The United States Postal Service will lose a record $10 billion this year. And because of this financial insolvency, no later than next summer, it will fail to meet payroll. This action most certainly will stop the mail — and leave taxpayers on the hook with a multi-billion-dollar “postage due” bailout bill.

Tackling this challenge presents Congress with an opportunity to save a constitutionally authorized American institution and save it by cutting costs and freeing it to make better decisions. I call it a business restructuring plan. What it promises taxpayers is a better working system without any taxpayer-funded bailout.

The Postal Service is a part of the federal government, but it became an independent agency in 1971 so that it could be run more like a business.

In simple terms, this “spin-off” deal gave the newly independent Service billions of dollars in land, buildings, equipment, vehicles, and a trained workforce of 700,000. In return, the Postal Service was required to cover its own expenses, and not rely on taxpayer money.

There is however, one small exception: because postal workers are federal employees, taxpayers automatically provide a backstop to certain Postal Service–paid obligations — like pensions and retiree health benefits. It pays the Treasury to cover these costs.

The Postal Service stopped making this payment for its share of employee retirement benefits in late June. Even with a six-week grace period signed into law by President Obama this week, they will miss a $5.5 billion payment for retiree health care.

If they do not ultimately make these payments, the American taxpayer will pick up the bill. Even worse, a chorus of voices in Washington — pushed by political allies and others, would rather just pass another a bailout and kick the can down the road another few years.

They say, erroneously, that the Postal Service doesn’t really owe these obligations anymore and that in fact, it has “overpaid” into its retirement funds to the tune of $50–75 billion.

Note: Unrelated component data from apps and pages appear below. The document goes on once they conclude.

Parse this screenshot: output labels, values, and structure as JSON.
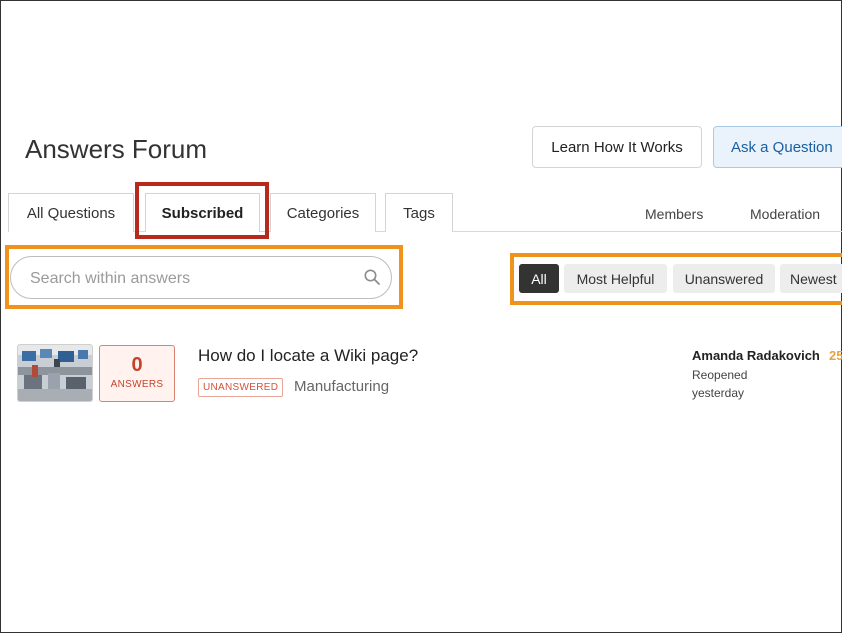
{
  "header": {
    "title": "Answers Forum",
    "learn_label": "Learn How It Works",
    "ask_label": "Ask a Question"
  },
  "tabs": [
    {
      "label": "All Questions"
    },
    {
      "label": "Subscribed",
      "active": true
    },
    {
      "label": "Categories"
    },
    {
      "label": "Tags"
    }
  ],
  "tab_links": {
    "members": "Members",
    "moderation": "Moderation"
  },
  "search": {
    "placeholder": "Search within answers",
    "value": ""
  },
  "filters": [
    {
      "label": "All",
      "active": true
    },
    {
      "label": "Most Helpful"
    },
    {
      "label": "Unanswered"
    },
    {
      "label": "Newest"
    }
  ],
  "questions": [
    {
      "answers_count": "0",
      "answers_label": "ANSWERS",
      "title": "How do I locate a Wiki page?",
      "status": "UNANSWERED",
      "category": "Manufacturing",
      "author": "Amanda Radakovich",
      "author_reputation": "25",
      "activity": "Reopened",
      "activity_time": "yesterday"
    }
  ],
  "colors": {
    "highlight_red": "#b52a1c",
    "highlight_orange": "#f0931d",
    "ask_blue": "#1a5fa0",
    "unanswered_red": "#c6432a",
    "reputation_gold": "#e8a33d"
  },
  "icons": {
    "search": "search-icon"
  }
}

The postmaster general and union leaders claim that to “save” the Postal Service, Congress must simply give this money “back.” They are attempting to rebrand a taxpayer-paid bailout as a “refund.”

12/10/11    Çap et